How quickly that changed! The much-anticipated snow finally came, but not as the fluffly, fat flakes that we prefer. Instead, it fell heavy and wet, cloaking every twig and tree in a thick coat. Mother Nature mixed in a bit of freezing drizzle, and then added more of that same kind of snow. Someone likened it to wet cement. That was an apt description, for when it solidly froze, just like dried cement, it weighted those trees until they were bowing down to the ground. For many miles, the trail was completely impassable. As beautiful as it was, it created miles of havoc, and a boatload of new clearing to be done.
For the last several weeks, many people, both volunteer and paid, have been working hard to clear the trail so that it is usable this winter.
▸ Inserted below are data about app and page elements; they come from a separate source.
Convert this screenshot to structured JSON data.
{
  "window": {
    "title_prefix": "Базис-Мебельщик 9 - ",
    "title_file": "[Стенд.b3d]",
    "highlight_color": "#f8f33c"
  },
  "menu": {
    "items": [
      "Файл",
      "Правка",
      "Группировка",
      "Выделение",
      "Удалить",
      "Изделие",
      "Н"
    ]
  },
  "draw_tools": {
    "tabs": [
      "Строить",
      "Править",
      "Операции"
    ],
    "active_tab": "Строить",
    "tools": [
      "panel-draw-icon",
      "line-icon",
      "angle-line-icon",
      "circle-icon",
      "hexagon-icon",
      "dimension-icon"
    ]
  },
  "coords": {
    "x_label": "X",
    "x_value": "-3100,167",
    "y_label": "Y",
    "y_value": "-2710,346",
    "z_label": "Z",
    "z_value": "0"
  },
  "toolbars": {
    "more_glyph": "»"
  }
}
The good news is that at this point, the Lace Lake Trail (4K) and the Tall Pines Trail (1.7K) are both opened and groomed. The snow depth is 18″. Snow still covers the trees, making for a uniquely beautiful trail. Come out and ski it!
The eastern end of the Banadad is once again nearly cleared, with about another day or two of work remaining. As soon as we get fresh snow, this section will be groomed and tracked. The trail will extend to the mid-trail junction, near the yurt. A loop will be possible, utilizing the Moose Trail. While not what we would have hoped for back in October when we were working, at least we have something here to ski. The distance for this section is 15.5K.
Unfortunately, it is not expected that the western end of the Banadad will be open this season. Much work remains on the remaining 12K. As time and funding permit, we will chip away at it, and we welcome your help if you so desire. To that end, a sign has been posted in the parking lot, and two saws are hanging for anyone who wants to snowshoe in on the trail and cut a few things away.
We are so grateful to everyone who has stepped in to assist in the herculean effort to re-open the trail. Mother Nature tossed us some lemons, but we didn’t let that stop us. Join us on the Banadad, the Lace Lake Trail and the Tall Pines Trail, and see how pretty this season has turned out to be.
Barbara Young quoted in StarTribune January 9, 2016.
Happy New Year! 2016 looks exciting and welcoming! This past holiday season was the best we’ve had in many years. The temperatures were great, the snow was plentiful, the ski trails were packed and tracked, sleds were sliding, snowmen were being made, quite the happy winter start!
For Christmas my son bought me a Chinese Checker board, favorite game of mine! I found my marbles so I’m ready to go! Stop by if you want to play a game. Remember we’re a pet friendly destination and I love puppies so feel free to share. This little guy (still unnamed) was only 10 weeks old and looked like a stuffed animal! He was adorable. We offered the names of Sasquatch and Yeti – but they were leaning towards Cesar or similar.
Gunflint Lake froze over late this year!!! The west end out front of us only froze over on the 30th of December. The East end finally froze over the morning of the 4th. With the colder temps the past week we are building ice quickly just in time for the Trout Opener this weekend.
This past year we started posting our future availability by means of google calendars in our blog section. While we still do not have online booking capability and I have to update them manually it can give you a good guide as to what might be available for our cabins, camping cabins or our Lakehome. I have also started relying on the google calendars to make updating our snow report and Ski Trail report easier and more up to date. You can always feel free to call us directly for up to date information 218-388-4454.
Summer reservations are starting to book as people seem to be planning further ahead – don’t wait too long to give us a call and start planning your escape up north!